Protest!

Protest!
Alice & Emily Haworth-Booth
Pavilion Books

Did you know that people have been protesting since the time of Pharaoh Ramses 111, ruler of Egypt when the first workers’ strike took place in 1170 BCE? That’s something I learned from the first section of this book by sisters Alice and Emily that looks at the global history of protest from then (the hard-working pyramid workers were demanding more food) until now with Greta Thunberg and school children’s strikes for the climate.

It’s good to know that from early on (195 BCE) women were protesters. The women of Rome marched for the right to dress the way they wanted – and they won!

Thereafter come the peasants’ revolt, and in the 1640s the Levellers and the Diggers about whom I knew nothing before reading about them herein. Included too are the Native American Ghost Dance (1890s); the Protest Ploughs of the Maoris towards the end of the 19th century, the Salt March and of course, the Abolitionist movement, the Suffragettes (UK) and many other women’s movements in various parts of the world.

Two movements I was personally interested in and strongly supported, the Anti-Apartheid Movement and the anti-nuclear movement are covered,

as are the Stonewall Riots, the fall of the Berlin Wall, the Arab Spring and bang up to date, Black Lives Matter and Extinction Rebellion.

The authors also talk about some of the creative means of protesting: singing, tree-hugging, theatre and other performing art and even using toys as protesters.

An uplifting, inspiring and timely look at how protesting has changed our society and the world we share. Emily provides the illustrations, and she and Alice co-authored the text. It’s a call to action for sure.

The Last Tree

The Last Tree
Emily Haworth-Booth
Pavilion Books

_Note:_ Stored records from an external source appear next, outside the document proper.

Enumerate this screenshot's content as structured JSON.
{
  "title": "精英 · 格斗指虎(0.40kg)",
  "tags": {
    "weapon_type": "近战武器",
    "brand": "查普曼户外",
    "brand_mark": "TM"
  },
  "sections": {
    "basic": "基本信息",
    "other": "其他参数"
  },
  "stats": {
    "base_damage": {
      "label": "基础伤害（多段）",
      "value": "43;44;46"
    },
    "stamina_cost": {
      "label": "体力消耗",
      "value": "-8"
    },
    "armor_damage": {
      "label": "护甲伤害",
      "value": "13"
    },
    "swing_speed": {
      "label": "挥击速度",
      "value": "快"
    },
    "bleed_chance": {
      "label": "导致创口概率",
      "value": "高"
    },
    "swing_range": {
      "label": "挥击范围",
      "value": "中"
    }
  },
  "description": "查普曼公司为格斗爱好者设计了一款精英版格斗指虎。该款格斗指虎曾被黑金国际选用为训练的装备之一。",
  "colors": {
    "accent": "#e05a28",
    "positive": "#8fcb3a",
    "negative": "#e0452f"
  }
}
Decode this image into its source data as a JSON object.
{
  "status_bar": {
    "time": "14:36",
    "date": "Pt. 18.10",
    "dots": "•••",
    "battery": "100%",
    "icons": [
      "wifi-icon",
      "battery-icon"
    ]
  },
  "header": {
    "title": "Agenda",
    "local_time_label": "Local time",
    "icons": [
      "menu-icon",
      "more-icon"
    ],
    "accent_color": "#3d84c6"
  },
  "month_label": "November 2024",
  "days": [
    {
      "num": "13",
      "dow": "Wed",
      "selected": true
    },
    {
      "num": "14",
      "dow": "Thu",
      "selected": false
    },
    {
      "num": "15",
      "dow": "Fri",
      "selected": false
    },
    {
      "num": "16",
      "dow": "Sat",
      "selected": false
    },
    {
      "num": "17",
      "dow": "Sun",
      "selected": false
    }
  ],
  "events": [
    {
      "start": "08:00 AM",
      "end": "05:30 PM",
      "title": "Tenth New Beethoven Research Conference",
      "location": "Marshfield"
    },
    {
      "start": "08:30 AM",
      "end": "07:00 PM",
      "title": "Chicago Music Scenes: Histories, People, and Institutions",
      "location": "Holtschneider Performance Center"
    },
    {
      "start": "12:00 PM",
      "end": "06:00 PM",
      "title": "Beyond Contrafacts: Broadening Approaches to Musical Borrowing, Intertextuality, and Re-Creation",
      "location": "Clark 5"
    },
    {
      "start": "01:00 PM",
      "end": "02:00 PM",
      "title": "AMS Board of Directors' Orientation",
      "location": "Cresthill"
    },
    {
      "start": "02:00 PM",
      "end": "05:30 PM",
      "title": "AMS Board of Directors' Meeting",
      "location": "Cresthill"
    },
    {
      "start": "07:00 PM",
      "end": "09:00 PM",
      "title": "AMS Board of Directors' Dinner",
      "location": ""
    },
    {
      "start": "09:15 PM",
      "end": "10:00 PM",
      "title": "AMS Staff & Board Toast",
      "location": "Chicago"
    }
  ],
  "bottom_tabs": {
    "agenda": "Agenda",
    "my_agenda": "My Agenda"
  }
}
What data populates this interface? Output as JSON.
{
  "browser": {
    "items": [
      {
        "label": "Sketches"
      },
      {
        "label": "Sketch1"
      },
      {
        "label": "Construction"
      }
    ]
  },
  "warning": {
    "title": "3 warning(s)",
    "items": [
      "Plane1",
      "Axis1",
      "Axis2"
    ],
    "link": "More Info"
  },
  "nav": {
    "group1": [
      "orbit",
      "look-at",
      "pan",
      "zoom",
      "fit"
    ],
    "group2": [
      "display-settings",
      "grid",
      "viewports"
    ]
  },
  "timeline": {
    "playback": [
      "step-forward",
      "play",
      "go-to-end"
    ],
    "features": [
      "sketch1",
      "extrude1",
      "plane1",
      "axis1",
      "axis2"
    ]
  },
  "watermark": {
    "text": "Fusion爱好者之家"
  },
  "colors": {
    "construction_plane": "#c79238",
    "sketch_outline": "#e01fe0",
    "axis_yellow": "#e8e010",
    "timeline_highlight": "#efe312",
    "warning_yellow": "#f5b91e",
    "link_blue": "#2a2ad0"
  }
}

Trees are one of our planet’s greatest assets in the fight against climate change, so why oh why are the grownups in The Last Tree so careless in their use of this precious resource?

We first meet them when they’re searching for a suitable place to live and they spy their first tree; it’s part of a forest. They enjoy the summer living among the trees and sleeping outdoors.

Come winter they start cutting down a few branches for firewood but this leaves space for the rain to come through and extinguish their fire.

With each new season the loss of the trees creates further problems provoking yet more trees to be lost culminating with the construction of …

Now only one spindly specimen remains.

Inevitably with no view except their wall, the villagers become inward, self-obsessed and thoroughly disenchanted. Instead of a happy community they distrust one another and the adults in every family covet that single remaining tree sending their children to harvest it.

With axes in hand the children creep beyond the wall but in the joy of seeing one another they quickly forget their purpose. Rather than cutting down that tree they care for it, watching it thrive and grow, bringing instead planks to their parents who use them for barricading themselves in their homes.

Even so the wind comes blowing down the fences and out rush the adults to discover …

In the bright daylight they recall the good times and understand their foolishness.
Time to make a fresh start: and so it is that the last tree becomes the first of a brand new forest.

A timely parable of the destruction of the natural world and its effect on our planet’s climate, made all the more effective by Emily’s hugely potent graphics rendered in shades of green and grey.

As in our ‘extinction rebellion’ times, here too it’s children who have the imagination to become the agents of change.

The King Who Banned the Dark

The King Who Banned the Dark
Emily Haworth-Booth
Pavilion Children’s Books

There was once a boy who, like many children was afraid of the dark. The difference here is that the boy in question is a prince.
He resolves that as soon as he becomes King he will ban the dark once and for all.

His advisers are wary of his subjects’ response and so instead their plan is to make the king’s subjects think that getting rid of the dark is their idea.

They start spreading anti dark rumours, which soon have the desired affect. Now all that’s left to do is to ensure darkness never returns; this is done by the installation of a massive artificial sun above the palace and light enforcers.

Soon people have dispensed with their curtains, anti-dark hats are given out, lamps shine continuously and nights are spent in celebrating.

Unsurprisingly this crazy situation is unsustainable: the pleasure of continual celebrating wanes and instead, constant sleeplessness results in extreme tiredness. The people realise they’ve made a huge mistake. (Sounds familiar)
Even the King is affected.
Something must be done: his advisors hatch a plan. So too do the people.

All power to the people say I; and it’s they who finally win through.

To me this reads like a cautionary tale of our BREXIT times. But no matter how you interpret Emily Haworth-Booth’s debut picture book it’s a powerful reminder of what might happen when people act in haste without thinking things through.

Her choice of a predominantly yellow, black and white colour palette is perfect for spotlighting the messages of the story, not least of which are that we have the collective power to influence our future and, to do things rather than to let things be done to us. Could this be the light at the end of the tunnel: bring on The People’s Vote.

A smashing and thoroughly provocative picture book. Wither next for Emily Haworth-Booth I wonder: I can’t wait to see.